Listen to this true story! I was writing about a girl who was a nanny to Charles Dickens who told him scary stories and I called her Mercy (a name I’ve always loved) and later while I was researching Dickens’ early childhood I stumbled upon an essay where he spoke of a nanny he had at about the age of three who told him terrifying tales and he only remembered her first name....Mercy! Eureka!

2. Research as you go and as you need it.
Let the story and characters unravel on the page and just research as you need it rather than doing it all before hand. That way you won’t waste time doing superfluous research.

3. Historical information must be the soundtrack.
Always, always, always make the story driven by plot and character and let the historical detail of setting and time and place be the background, whispering soundtrack otherwise it will drown out the story and become a history lesson. 

4. Human nature doesn’t change but attitudes do.
When fleshing out historical characters always remember that a person in 1000 A.D or 1812 or 2019 will feel love, fear, anger and most human emotion almost exactly the same. But the lens through which they analyse their emotions may be coloured by the attitudes and social and cultural beliefs of the day. For example, falling in love these days is a straightforward and positive thing. You fall in love, date and possibly plan and look forward to a life together but in medieval France falling in love might have been thrilling but it was also dangerous because no-one married for love then. Marriages were organised by the captain of the town, taking into account class, status and how the alliance would benefit the community, so falling in love could mean that you knew from the start that it would end in bitter disappointment. 

5. Small details over big facts.
Readers don’t need the facts and figures, dates of battles, exact number of soldiers. A tiny detail like: King Louis’ shoes were pink with fancy bows and had very high heels is much more interesting. In general steer away from big, bold, overarching facts and steep the story in the smells and flavours of the time.

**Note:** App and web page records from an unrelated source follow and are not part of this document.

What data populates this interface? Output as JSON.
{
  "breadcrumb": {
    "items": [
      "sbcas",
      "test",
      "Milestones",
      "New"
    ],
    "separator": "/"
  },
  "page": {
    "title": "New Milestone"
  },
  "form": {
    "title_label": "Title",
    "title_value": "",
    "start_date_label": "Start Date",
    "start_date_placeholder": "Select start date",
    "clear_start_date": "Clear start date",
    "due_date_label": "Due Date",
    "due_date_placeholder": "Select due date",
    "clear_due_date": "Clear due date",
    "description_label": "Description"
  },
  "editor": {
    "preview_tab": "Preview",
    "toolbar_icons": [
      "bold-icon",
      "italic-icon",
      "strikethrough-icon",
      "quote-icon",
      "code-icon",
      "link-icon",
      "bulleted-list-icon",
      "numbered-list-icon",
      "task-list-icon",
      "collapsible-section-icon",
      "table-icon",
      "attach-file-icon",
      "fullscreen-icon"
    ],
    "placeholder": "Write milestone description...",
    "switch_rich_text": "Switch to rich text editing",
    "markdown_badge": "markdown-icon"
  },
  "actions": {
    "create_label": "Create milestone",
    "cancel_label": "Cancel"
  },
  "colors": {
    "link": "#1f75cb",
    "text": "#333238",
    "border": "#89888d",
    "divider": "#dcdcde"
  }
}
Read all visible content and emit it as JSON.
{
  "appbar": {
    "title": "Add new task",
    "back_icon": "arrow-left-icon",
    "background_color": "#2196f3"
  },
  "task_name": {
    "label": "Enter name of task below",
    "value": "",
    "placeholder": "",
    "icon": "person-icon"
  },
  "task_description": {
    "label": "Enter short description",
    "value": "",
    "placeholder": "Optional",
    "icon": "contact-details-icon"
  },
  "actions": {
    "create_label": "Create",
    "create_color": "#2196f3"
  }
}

The little things lend authenticity.

6. Don’t betray the reader’s trust.
You have to present history accurately. Of course you may not get every last detail right but for significant things, if you can’t find out the facts, leave it out. Don’t just make things up no matter how tempting. If you have glaring historical continuity flaws your readers won’t trust you or the characters.

7. Don’t lard your language with odd historicisms.
Don’t fill the book with obtuse and archaic language. Words like ‘forsooth’  and ‘egad’ should remain dead and buried. Stodgy language will just annoy the reader. On the other hand don’t use modern language in a historical setting. Mary Shelley for example would never say ‘that’s totally lit!’

8. Don’t present facts, play with them.
Historical details should be woven like a fine thread through the narrative not presented like a fact chart.  

9. Metaphors and similes should never time travel.
Don’t ever write that a Victorian era character had eyes that glistened in the dark like a laptop screen or that the stallion in the Irish Rebellion was as fast as a Ferrari! 

10. Leave the pantry door shut.
Too much accurate historical detail is just showing off. You can say the kitchen had a pantry without listing everything in it!

Nikki McWatters was shortlisted in the 2010 Queensland Premier’s Literary
Award Emerging Writer category. She has published two memoirs: One Way or
Another (2012) and Madness, Mayhem and Motherhood (2018); and four young
adult novels: Sandy Feet (2014), Hexenhaus (2016) , Liberty (2018) and Saga (2019). She won the Irish Moth Award (2016) and has written for the Sydney Morning Herald, HuffingtonPost UK and The Big Issue. She is currently the spokesperson for the annual Vinnies CEO Sleepout. Nikki also has a law degree in her bottom drawer somewhere.


Keep an eye out for our revealing 12 Curly Questions to unearth even more about Nikki. Coming soon!